■ **Records**
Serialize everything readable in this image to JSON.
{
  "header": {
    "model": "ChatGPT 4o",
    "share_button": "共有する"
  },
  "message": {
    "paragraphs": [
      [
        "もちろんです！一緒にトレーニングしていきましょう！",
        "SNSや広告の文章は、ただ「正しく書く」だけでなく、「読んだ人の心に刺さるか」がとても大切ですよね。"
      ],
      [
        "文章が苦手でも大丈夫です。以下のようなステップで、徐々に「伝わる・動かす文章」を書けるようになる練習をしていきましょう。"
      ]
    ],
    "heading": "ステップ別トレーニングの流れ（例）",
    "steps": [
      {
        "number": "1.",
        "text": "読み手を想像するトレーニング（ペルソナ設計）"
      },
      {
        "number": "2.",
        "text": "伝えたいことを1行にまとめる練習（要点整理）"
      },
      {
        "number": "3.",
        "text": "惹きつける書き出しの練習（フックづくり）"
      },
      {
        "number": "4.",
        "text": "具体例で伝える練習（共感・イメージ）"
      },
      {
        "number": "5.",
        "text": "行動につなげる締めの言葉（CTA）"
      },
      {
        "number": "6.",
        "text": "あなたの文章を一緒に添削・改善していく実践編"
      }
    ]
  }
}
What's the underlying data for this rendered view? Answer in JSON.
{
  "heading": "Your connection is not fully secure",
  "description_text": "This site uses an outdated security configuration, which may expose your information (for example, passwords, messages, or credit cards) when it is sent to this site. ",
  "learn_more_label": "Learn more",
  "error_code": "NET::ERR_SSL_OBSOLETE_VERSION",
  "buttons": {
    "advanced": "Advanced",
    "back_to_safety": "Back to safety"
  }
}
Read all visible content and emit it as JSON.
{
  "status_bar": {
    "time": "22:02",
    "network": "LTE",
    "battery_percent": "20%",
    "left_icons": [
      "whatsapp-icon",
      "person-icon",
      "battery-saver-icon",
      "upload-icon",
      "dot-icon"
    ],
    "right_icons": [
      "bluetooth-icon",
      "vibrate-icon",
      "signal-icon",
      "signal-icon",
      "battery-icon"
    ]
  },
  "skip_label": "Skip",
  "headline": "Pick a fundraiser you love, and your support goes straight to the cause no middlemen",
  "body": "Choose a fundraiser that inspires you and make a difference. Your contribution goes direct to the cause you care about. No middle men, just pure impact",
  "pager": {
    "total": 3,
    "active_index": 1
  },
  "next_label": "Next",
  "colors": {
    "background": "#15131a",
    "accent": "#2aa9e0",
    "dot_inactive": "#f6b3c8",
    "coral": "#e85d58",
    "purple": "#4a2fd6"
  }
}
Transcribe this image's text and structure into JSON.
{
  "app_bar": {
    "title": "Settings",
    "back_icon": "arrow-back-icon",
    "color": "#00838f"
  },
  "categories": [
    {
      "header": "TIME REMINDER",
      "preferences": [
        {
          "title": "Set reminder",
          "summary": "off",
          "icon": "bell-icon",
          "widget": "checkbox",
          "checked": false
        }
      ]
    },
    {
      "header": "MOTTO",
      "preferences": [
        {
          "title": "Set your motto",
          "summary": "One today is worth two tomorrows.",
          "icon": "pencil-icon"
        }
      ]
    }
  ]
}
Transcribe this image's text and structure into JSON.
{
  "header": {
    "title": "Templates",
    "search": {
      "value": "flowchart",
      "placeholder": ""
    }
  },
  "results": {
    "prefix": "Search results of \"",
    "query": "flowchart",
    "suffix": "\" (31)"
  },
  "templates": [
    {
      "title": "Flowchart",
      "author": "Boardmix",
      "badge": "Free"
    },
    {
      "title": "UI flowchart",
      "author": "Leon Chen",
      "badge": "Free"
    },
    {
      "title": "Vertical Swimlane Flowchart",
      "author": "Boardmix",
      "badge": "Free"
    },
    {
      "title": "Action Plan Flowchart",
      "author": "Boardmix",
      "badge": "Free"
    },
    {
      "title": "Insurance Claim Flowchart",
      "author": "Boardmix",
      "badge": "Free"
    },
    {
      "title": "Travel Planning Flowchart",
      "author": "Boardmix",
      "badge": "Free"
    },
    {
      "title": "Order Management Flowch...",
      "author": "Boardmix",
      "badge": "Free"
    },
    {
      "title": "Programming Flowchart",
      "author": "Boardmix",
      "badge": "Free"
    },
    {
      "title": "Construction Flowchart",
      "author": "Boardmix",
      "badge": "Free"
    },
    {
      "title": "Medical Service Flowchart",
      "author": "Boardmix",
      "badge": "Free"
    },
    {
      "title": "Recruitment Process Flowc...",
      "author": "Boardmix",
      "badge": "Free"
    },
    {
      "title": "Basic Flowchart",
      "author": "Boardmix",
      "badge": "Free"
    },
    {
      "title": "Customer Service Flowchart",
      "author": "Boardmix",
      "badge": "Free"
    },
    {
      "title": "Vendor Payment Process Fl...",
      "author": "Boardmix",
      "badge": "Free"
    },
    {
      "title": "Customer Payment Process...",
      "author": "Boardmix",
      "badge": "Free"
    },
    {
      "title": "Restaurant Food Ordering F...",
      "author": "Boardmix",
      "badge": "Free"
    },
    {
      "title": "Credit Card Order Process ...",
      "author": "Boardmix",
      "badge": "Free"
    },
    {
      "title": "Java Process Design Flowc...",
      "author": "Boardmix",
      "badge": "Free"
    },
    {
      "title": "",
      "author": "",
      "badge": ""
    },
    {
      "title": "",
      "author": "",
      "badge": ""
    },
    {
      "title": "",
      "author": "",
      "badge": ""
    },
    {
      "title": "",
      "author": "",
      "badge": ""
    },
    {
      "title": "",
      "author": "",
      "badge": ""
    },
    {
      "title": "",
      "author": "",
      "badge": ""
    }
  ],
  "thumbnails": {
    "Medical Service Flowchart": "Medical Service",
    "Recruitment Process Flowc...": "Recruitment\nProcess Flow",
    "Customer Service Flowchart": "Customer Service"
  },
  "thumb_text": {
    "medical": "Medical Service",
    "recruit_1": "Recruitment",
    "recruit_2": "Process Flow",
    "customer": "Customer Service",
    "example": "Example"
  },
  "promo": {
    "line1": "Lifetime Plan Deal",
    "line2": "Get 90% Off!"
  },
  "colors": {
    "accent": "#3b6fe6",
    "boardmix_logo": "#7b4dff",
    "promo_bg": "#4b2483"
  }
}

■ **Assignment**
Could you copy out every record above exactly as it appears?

■ **Response for this exercise**
Serialize everything readable in this image to JSON.
{
  "header": {
    "model": "ChatGPT 4o",
    "share_button": "共有する"
  },
  "message": {
    "paragraphs": [
      [
        "もちろんです！一緒にトレーニングしていきましょう！",
        "SNSや広告の文章は、ただ「正しく書く」だけでなく、「読んだ人の心に刺さるか」がとても大切ですよね。"
      ],
      [
        "文章が苦手でも大丈夫です。以下のようなステップで、徐々に「伝わる・動かす文章」を書けるようになる練習をしていきましょう。"
      ]
    ],
    "heading": "ステップ別トレーニングの流れ（例）",
    "steps": [
      {
        "number": "1.",
        "text": "読み手を想像するトレーニング（ペルソナ設計）"
      },
      {
        "number": "2.",
        "text": "伝えたいことを1行にまとめる練習（要点整理）"
      },
      {
        "number": "3.",
        "text": "惹きつける書き出しの練習（フックづくり）"
      },
      {
        "number": "4.",
        "text": "具体例で伝える練習（共感・イメージ）"
      },
      {
        "number": "5.",
        "text": "行動につなげる締めの言葉（CTA）"
      },
      {
        "number": "6.",
        "text": "あなたの文章を一緒に添削・改善していく実践編"
      }
    ]
  }
}
What's the underlying data for this rendered view? Answer in JSON.
{
  "heading": "Your connection is not fully secure",
  "description_text": "This site uses an outdated security configuration, which may expose your information (for example, passwords, messages, or credit cards) when it is sent to this site. ",
  "learn_more_label": "Learn more",
  "error_code": "NET::ERR_SSL_OBSOLETE_VERSION",
  "buttons": {
    "advanced": "Advanced",
    "back_to_safety": "Back to safety"
  }
}
Read all visible content and emit it as JSON.
{
  "status_bar": {
    "time": "22:02",
    "network": "LTE",
    "battery_percent": "20%",
    "left_icons": [
      "whatsapp-icon",
      "person-icon",
      "battery-saver-icon",
      "upload-icon",
      "dot-icon"
    ],
    "right_icons": [
      "bluetooth-icon",
      "vibrate-icon",
      "signal-icon",
      "signal-icon",
      "battery-icon"
    ]
  },
  "skip_label": "Skip",
  "headline": "Pick a fundraiser you love, and your support goes straight to the cause no middlemen",
  "body": "Choose a fundraiser that inspires you and make a difference. Your contribution goes direct to the cause you care about. No middle men, just pure impact",
  "pager": {
    "total": 3,
    "active_index": 1
  },
  "next_label": "Next",
  "colors": {
    "background": "#15131a",
    "accent": "#2aa9e0",
    "dot_inactive": "#f6b3c8",
    "coral": "#e85d58",
    "purple": "#4a2fd6"
  }
}
Transcribe this image's text and structure into JSON.
{
  "app_bar": {
    "title": "Settings",
    "back_icon": "arrow-back-icon",
    "color": "#00838f"
  },
  "categories": [
    {
      "header": "TIME REMINDER",
      "preferences": [
        {
          "title": "Set reminder",
          "summary": "off",
          "icon": "bell-icon",
          "widget": "checkbox",
          "checked": false
        }
      ]
    },
    {
      "header": "MOTTO",
      "preferences": [
        {
          "title": "Set your motto",
          "summary": "One today is worth two tomorrows.",
          "icon": "pencil-icon"
        }
      ]
    }
  ]
}
Transcribe this image's text and structure into JSON.
{
  "header": {
    "title": "Templates",
    "search": {
      "value": "flowchart",
      "placeholder": ""
    }
  },
  "results": {
    "prefix": "Search results of \"",
    "query": "flowchart",
    "suffix": "\" (31)"
  },
  "templates": [
    {
      "title": "Flowchart",
      "author": "Boardmix",
      "badge": "Free"
    },
    {
      "title": "UI flowchart",
      "author": "Leon Chen",
      "badge": "Free"
    },
    {
      "title": "Vertical Swimlane Flowchart",
      "author": "Boardmix",
      "badge": "Free"
    },
    {
      "title": "Action Plan Flowchart",
      "author": "Boardmix",
      "badge": "Free"
    },
    {
      "title": "Insurance Claim Flowchart",
      "author": "Boardmix",
      "badge": "Free"
    },
    {
      "title": "Travel Planning Flowchart",
      "author": "Boardmix",
      "badge": "Free"
    },
    {
      "title": "Order Management Flowch...",
      "author": "Boardmix",
      "badge": "Free"
    },
    {
      "title": "Programming Flowchart",
      "author": "Boardmix",
      "badge": "Free"
    },
    {
      "title": "Construction Flowchart",
      "author": "Boardmix",
      "badge": "Free"
    },
    {
      "title": "Medical Service Flowchart",
      "author": "Boardmix",
      "badge": "Free"
    },
    {
      "title": "Recruitment Process Flowc...",
      "author": "Boardmix",
      "badge": "Free"
    },
    {
      "title": "Basic Flowchart",
      "author": "Boardmix",
      "badge": "Free"
    },
    {
      "title": "Customer Service Flowchart",
      "author": "Boardmix",
      "badge": "Free"
    },
    {
      "title": "Vendor Payment Process Fl...",
      "author": "Boardmix",
      "badge": "Free"
    },
    {
      "title": "Customer Payment Process...",
      "author": "Boardmix",
      "badge": "Free"
    },
    {
      "title": "Restaurant Food Ordering F...",
      "author": "Boardmix",
      "badge": "Free"
    },
    {
      "title": "Credit Card Order Process ...",
      "author": "Boardmix",
      "badge": "Free"
    },
    {
      "title": "Java Process Design Flowc...",
      "author": "Boardmix",
      "badge": "Free"
    },
    {
      "title": "",
      "author": "",
      "badge": ""
    },
    {
      "title": "",
      "author": "",
      "badge": ""
    },
    {
      "title": "",
      "author": "",
      "badge": ""
    },
    {
      "title": "",
      "author": "",
      "badge": ""
    },
    {
      "title": "",
      "author": "",
      "badge": ""
    },
    {
      "title": "",
      "author": "",
      "badge": ""
    }
  ],
  "thumbnails": {
    "Medical Service Flowchart": "Medical Service",
    "Recruitment Process Flowc...": "Recruitment\nProcess Flow",
    "Customer Service Flowchart": "Customer Service"
  },
  "thumb_text": {
    "medical": "Medical Service",
    "recruit_1": "Recruitment",
    "recruit_2": "Process Flow",
    "customer": "Customer Service",
    "example": "Example"
  },
  "promo": {
    "line1": "Lifetime Plan Deal",
    "line2": "Get 90% Off!"
  },
  "colors": {
    "accent": "#3b6fe6",
    "boardmix_logo": "#7b4dff",
    "promo_bg": "#4b2483"
  }
}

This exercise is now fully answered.